Include the line containing "Extract the structured" and every line after it up to the end of the material below; reproduce them exactly and drop the pictures.

Content starts

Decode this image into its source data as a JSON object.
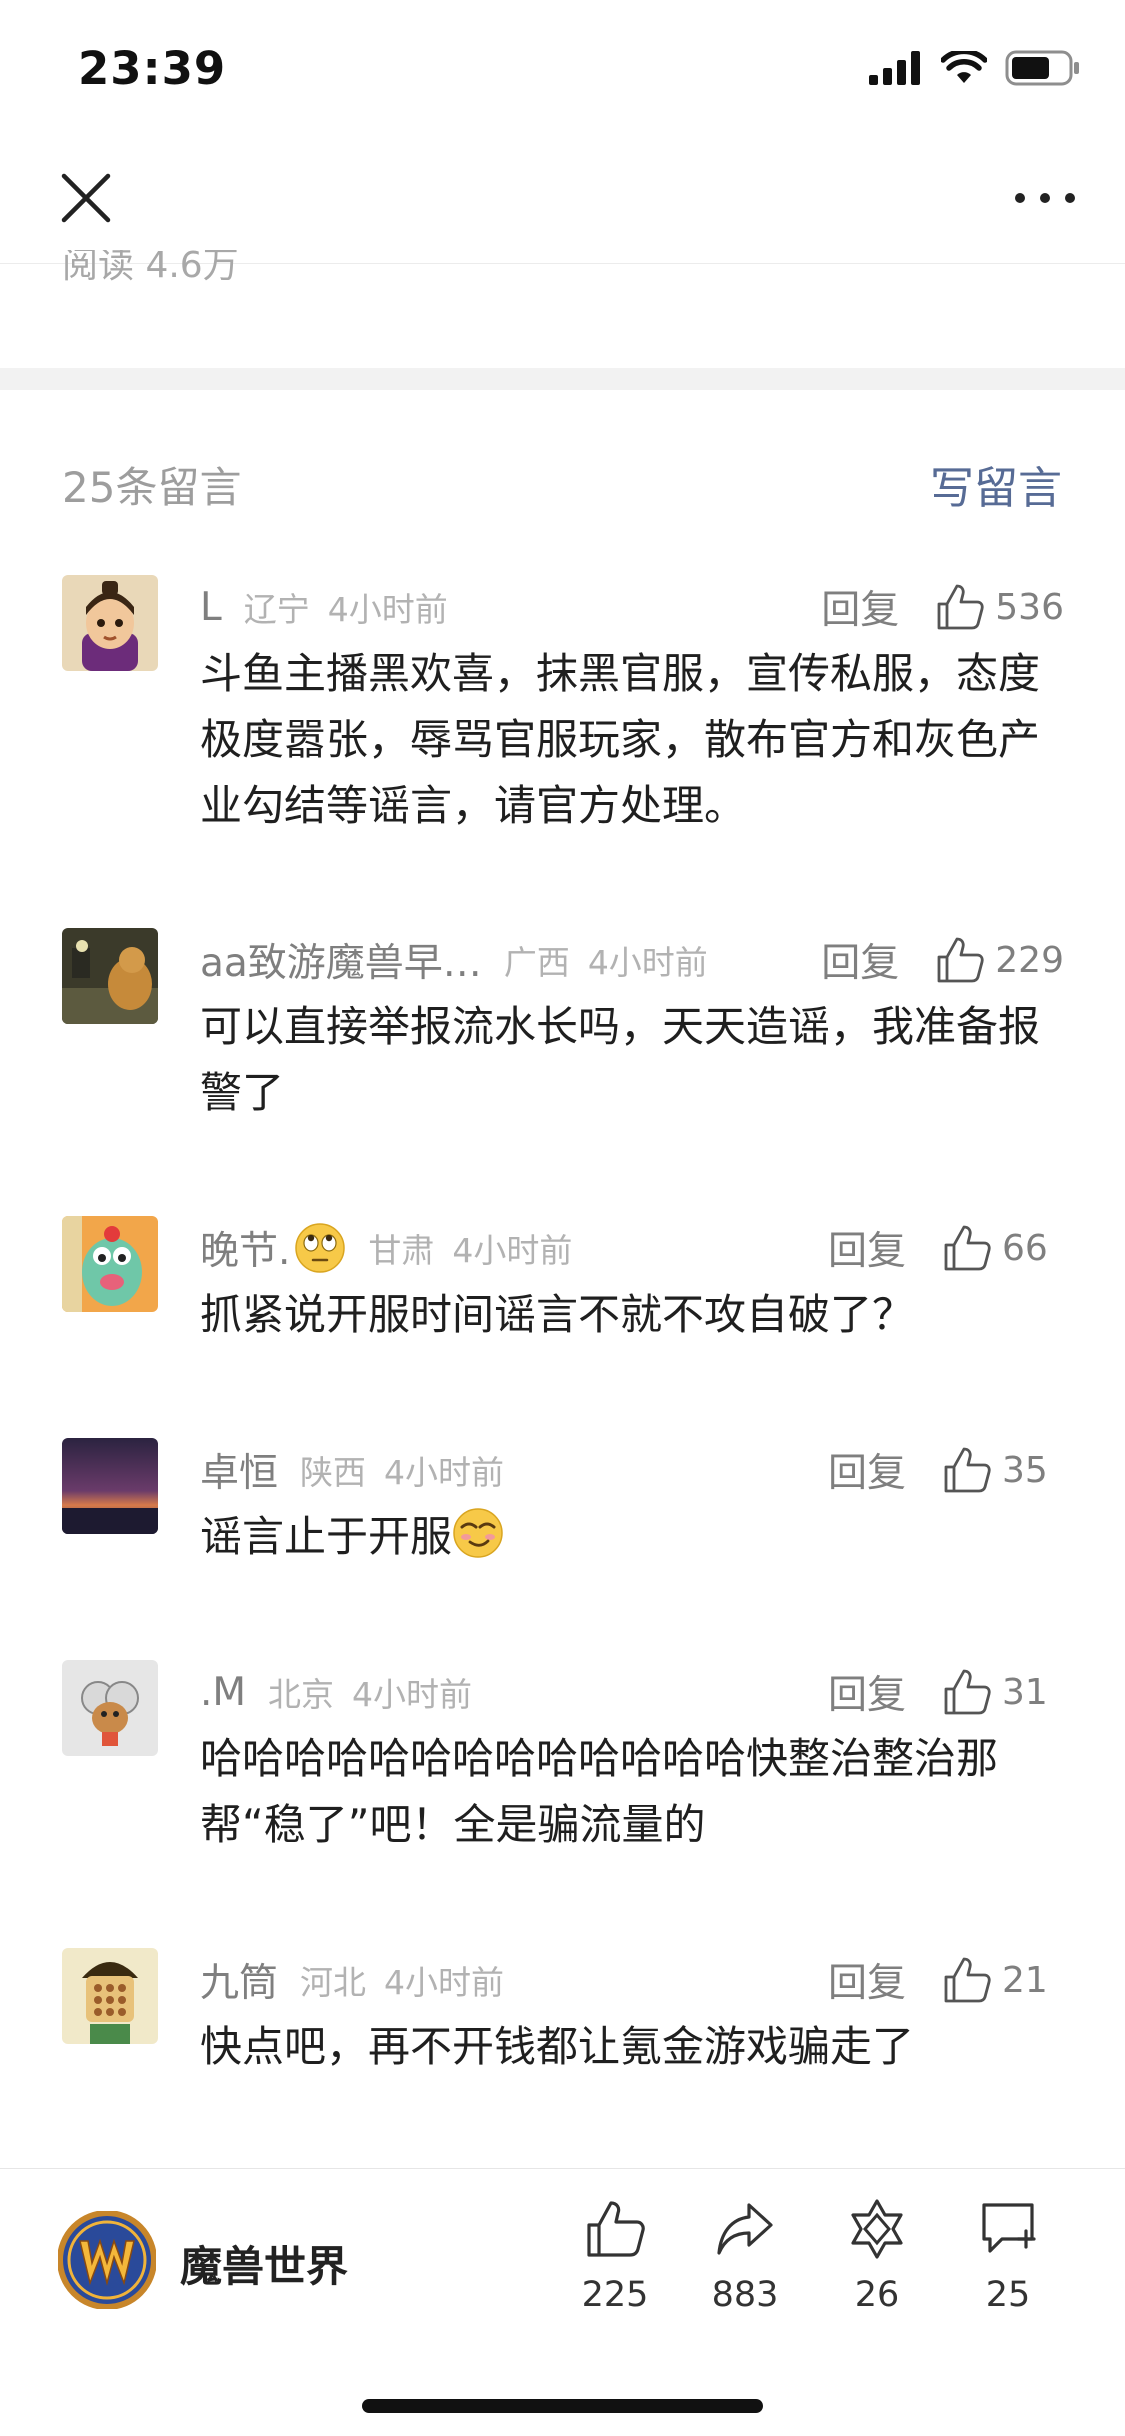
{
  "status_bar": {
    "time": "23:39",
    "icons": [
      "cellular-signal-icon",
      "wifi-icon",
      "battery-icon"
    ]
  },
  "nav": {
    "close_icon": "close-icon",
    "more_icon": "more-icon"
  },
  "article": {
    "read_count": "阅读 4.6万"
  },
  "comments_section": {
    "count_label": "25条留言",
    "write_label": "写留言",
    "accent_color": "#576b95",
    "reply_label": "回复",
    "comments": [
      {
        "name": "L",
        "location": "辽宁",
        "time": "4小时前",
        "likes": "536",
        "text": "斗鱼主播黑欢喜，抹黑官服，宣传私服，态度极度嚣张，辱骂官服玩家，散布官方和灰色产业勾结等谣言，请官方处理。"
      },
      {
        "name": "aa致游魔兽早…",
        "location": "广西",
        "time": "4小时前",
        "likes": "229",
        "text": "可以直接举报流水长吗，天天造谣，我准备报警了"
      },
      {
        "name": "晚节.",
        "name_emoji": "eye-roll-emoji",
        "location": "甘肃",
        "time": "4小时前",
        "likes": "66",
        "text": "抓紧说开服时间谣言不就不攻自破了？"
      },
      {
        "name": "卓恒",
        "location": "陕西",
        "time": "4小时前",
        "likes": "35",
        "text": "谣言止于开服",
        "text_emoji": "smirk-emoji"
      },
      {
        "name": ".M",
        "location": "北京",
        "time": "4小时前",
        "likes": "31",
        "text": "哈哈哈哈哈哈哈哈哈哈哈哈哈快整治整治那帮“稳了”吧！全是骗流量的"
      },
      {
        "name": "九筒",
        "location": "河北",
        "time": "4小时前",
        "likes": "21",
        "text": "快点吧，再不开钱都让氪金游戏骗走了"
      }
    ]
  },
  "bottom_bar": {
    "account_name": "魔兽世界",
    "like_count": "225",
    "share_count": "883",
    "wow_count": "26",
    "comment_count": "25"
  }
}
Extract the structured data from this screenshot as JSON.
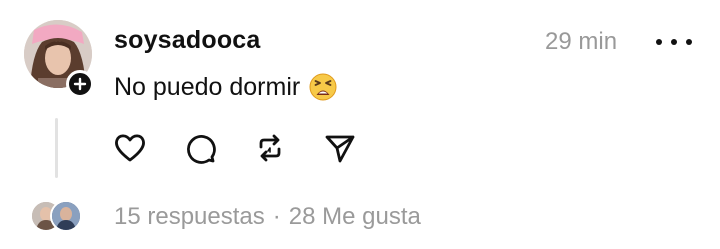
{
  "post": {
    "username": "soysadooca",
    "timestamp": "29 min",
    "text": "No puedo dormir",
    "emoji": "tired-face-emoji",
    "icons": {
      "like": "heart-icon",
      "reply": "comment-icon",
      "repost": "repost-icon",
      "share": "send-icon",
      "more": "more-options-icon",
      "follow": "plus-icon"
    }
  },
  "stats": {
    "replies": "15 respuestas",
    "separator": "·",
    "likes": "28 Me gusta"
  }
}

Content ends

> [Completed exercise]:
Extract the structured data from this screenshot as JSON.
{
  "post": {
    "username": "soysadooca",
    "timestamp": "29 min",
    "text": "No puedo dormir",
    "emoji": "tired-face-emoji",
    "icons": {
      "like": "heart-icon",
      "reply": "comment-icon",
      "repost": "repost-icon",
      "share": "send-icon",
      "more": "more-options-icon",
      "follow": "plus-icon"
    }
  },
  "stats": {
    "replies": "15 respuestas",
    "separator": "·",
    "likes": "28 Me gusta"
  }
}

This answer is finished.